Arthur Jason Bayer
Lieutenant Commander, United States Navy
pilot’s life remembered
6 April 2002
Early in his career with the U.S. Navy, Jason Bayer chose “Griz” as his call sign, short for grizzly bear.
But when Bayer’s colleagues discovered that his future wife, Anne, was calling him “Pooh Bear” in love letters, that was the moniker that stuck.
Lieutenant Commander Arthur Jason “Pooh Bear” Bayer was remembered Saturday in a ceremony that drew 300 people to Bethlehem Lutheran Church in Carson City, Navada.
Bayer, 34, was killed in a Navy helicopter crash on March 28 about 120 miles north of Los Angeles. He leaves behind his wife, who is expecting a son in June, and 1-year-old daughter Gabriella.
Bayer will be buried with full military honors at Arlington National Cemetery.
Bayer was born in Reno in 1968, and graduated from Carson High, where he played on the football team.
Bayer took an early interest in airplanes and the military.
His aunt, Tia Cobb, remembered how, during a visit to a bookstore, her nephew bypassed children’s books in favor of a book with pictures of ships, planes and soldiers.
Bayer’s father, Art Bayer, recalled his son’s first words.
“He pointed to the sky, with his little baby finger, and said ‘jet,’” Bayer said.
Bayer seemed to be on track to realizing his dream of becoming an astronaut, and the first person to land on Mars.
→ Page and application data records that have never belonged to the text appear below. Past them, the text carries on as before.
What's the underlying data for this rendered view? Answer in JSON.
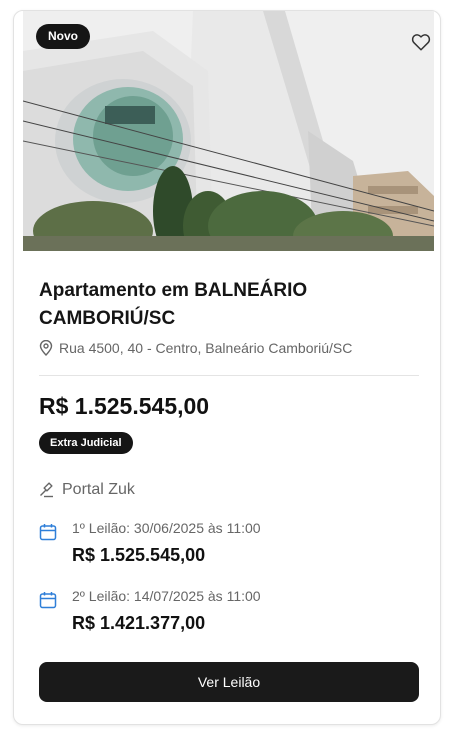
{
  "badge": "Novo",
  "title": "Apartamento em BALNEÁRIO CAMBORIÚ/SC",
  "address": "Rua 4500, 40 - Centro, Balneário Camboriú/SC",
  "price": "R$ 1.525.545,00",
  "sale_type": "Extra Judicial",
  "auctioneer": "Portal Zuk",
  "auctions": [
    {
      "label": "1º Leilão: 30/06/2025 às 11:00",
      "value": "R$ 1.525.545,00"
    },
    {
      "label": "2º Leilão: 14/07/2025 às 11:00",
      "value": "R$ 1.421.377,00"
    }
  ],
  "button_label": "Ver Leilão",
  "icons": {
    "favorite": "heart-icon",
    "address": "map-pin-icon",
    "auctioneer": "gavel-icon",
    "date": "calendar-icon"
  },
  "colors": {
    "calendar_icon": "#2f7fd8",
    "badge_bg": "#151515",
    "button_bg": "#1a1a1a"
  }
}
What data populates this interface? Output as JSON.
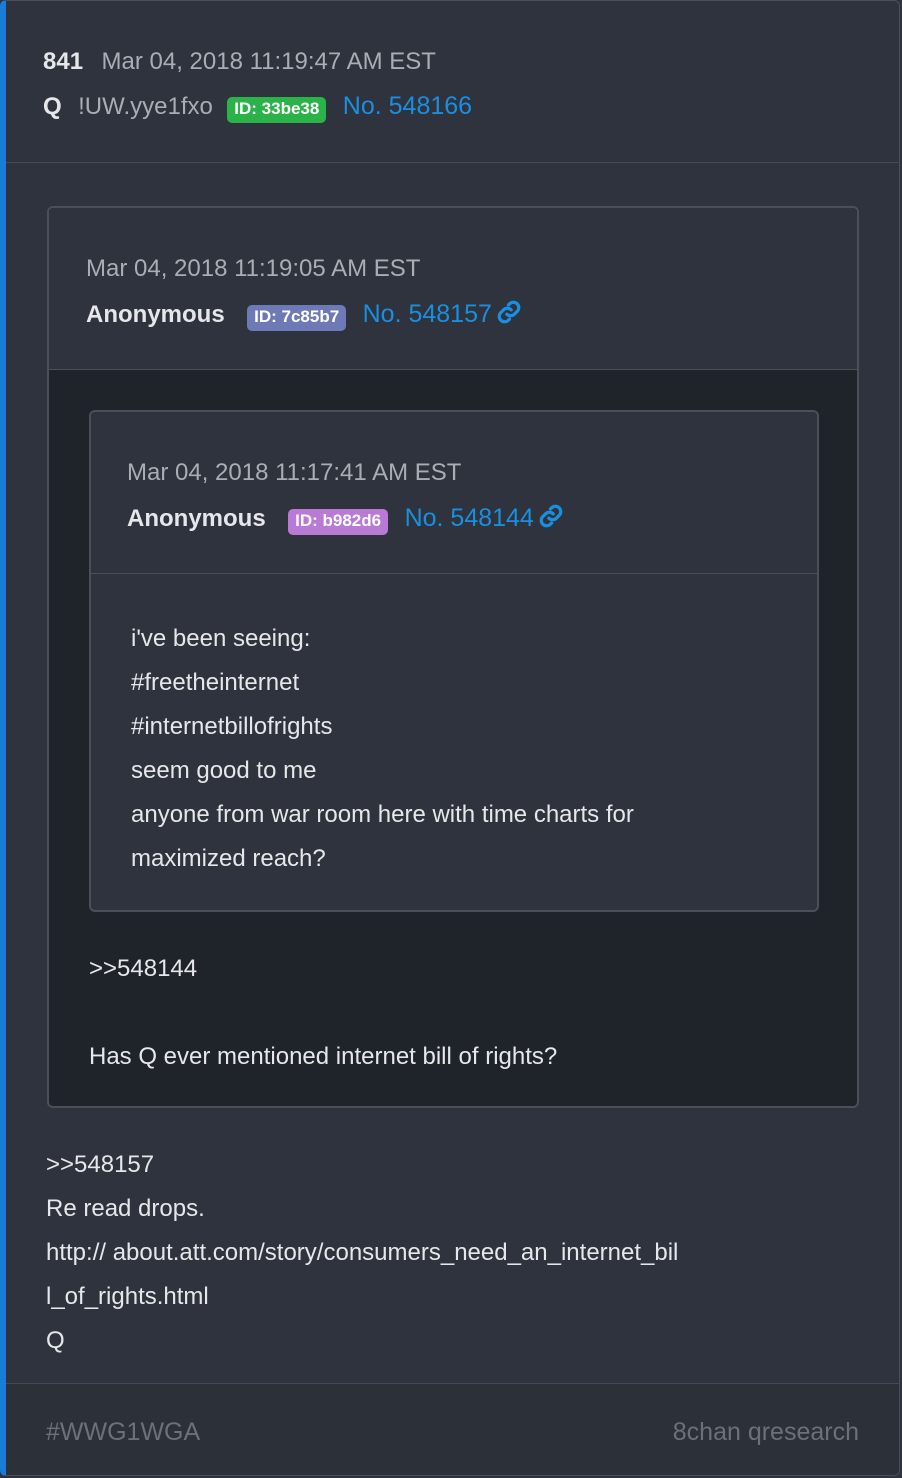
{
  "post": {
    "number": "841",
    "date": "Mar 04, 2018 11:19:47 AM EST",
    "author": "Q",
    "tripcode": "!UW.yye1fxo",
    "id_badge": "ID: 33be38",
    "id_color": "#2bb34a",
    "post_no": "No. 548166",
    "body_lines": [
      ">>548157",
      "Re read drops.",
      "http:// about.att.com/story/consumers_need_an_internet_bil",
      "l_of_rights.html",
      "Q"
    ]
  },
  "quote1": {
    "date": "Mar 04, 2018 11:19:05 AM EST",
    "author": "Anonymous",
    "id_badge": "ID: 7c85b7",
    "id_color": "#6e7ab5",
    "post_no": "No. 548157",
    "link_icon": "link-icon",
    "body_lines": [
      ">>548144",
      "",
      "Has Q ever mentioned internet bill of rights?"
    ]
  },
  "quote2": {
    "date": "Mar 04, 2018 11:17:41 AM EST",
    "author": "Anonymous",
    "id_badge": "ID: b982d6",
    "id_color": "#b97ad6",
    "post_no": "No. 548144",
    "link_icon": "link-icon",
    "body_lines": [
      "i've been seeing:",
      "#freetheinternet",
      "#internetbillofrights",
      "seem good to me",
      "anyone from war room here with time charts for",
      "maximized reach?"
    ]
  },
  "footer": {
    "hashtag": "#WWG1WGA",
    "source": "8chan qresearch"
  }
}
“You know it as well as I do, he was going to make it,” Art Bayer said.
After graduating from the University of Southern California, Bayer completed aviation officer candidate school and advanced jet flight training.
At the time of his death, Bayer was a test pilot in the Naval Weapons Test Squadron at China Lake in Ridgecrest, California.
Complementing his professional life was his marriage to Anne in 1995 and an active involvement in church.
Bayer’s sister, Jessica Bayer, said she watched her brother grow from the boy she had rubber-band fights with to become an “amazing man.”
“He was a leader, showing us how to follow our dreams,” she said.
“I would even guess that Jason is right now teaching the angels a few new tricks about flying,” she added.
Bayer’s mother, Carson High teacher Merry Ann Bayer, died in 1999 after battling cancer.
Saturday’s ceremony started with the national anthem and ended with “America the Beautiful.”
Two of Bayer’s Navy colleagues presented Art Bayer with an American flag in his son’s memory.
The crash that killed Bayer also took the life of Petty Officer Charles Chaco, 22, of Guam.
Both men were aboard a Navy HH-1 Huey helicopter that crashed during a search-and-rescue exercise on a rugged Sierra Nevada ridge about three miles west of Kernville, California.
Four others aboard the helicopter were injured.